### DIRECTIONS
Lines from the listing below that contain the string "Wink" are to be reported.

### THE DATA

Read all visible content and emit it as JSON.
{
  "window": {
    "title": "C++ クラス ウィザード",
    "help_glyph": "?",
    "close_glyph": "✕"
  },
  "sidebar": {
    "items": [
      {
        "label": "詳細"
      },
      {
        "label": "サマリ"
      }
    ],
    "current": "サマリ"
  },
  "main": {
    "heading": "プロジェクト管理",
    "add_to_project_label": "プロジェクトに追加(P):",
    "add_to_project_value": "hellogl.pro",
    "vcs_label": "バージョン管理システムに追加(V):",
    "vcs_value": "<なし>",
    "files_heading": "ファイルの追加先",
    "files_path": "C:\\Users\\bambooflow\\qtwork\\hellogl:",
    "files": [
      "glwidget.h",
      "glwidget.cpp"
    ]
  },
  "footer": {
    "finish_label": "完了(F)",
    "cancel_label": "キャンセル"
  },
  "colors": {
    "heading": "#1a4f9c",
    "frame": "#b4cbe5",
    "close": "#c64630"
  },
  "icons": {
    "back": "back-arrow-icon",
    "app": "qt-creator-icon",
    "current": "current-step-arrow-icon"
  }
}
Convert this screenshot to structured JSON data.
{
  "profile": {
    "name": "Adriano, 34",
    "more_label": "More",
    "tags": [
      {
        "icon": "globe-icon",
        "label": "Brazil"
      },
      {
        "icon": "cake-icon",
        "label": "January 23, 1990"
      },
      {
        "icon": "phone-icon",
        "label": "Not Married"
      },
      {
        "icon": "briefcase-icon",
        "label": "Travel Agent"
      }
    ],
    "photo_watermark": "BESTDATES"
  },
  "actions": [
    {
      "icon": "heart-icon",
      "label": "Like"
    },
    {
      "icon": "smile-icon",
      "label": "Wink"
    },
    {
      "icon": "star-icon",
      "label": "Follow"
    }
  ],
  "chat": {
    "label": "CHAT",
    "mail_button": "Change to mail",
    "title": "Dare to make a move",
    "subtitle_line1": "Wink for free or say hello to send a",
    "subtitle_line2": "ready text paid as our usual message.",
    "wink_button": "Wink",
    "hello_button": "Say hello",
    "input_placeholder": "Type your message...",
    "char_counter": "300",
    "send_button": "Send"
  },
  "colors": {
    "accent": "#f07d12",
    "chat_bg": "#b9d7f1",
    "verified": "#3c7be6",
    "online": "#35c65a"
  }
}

### OUTPUT
      "label": "Wink"
    "subtitle_line1": "Wink for free or say hello to send a",
    "wink_button": "Wink",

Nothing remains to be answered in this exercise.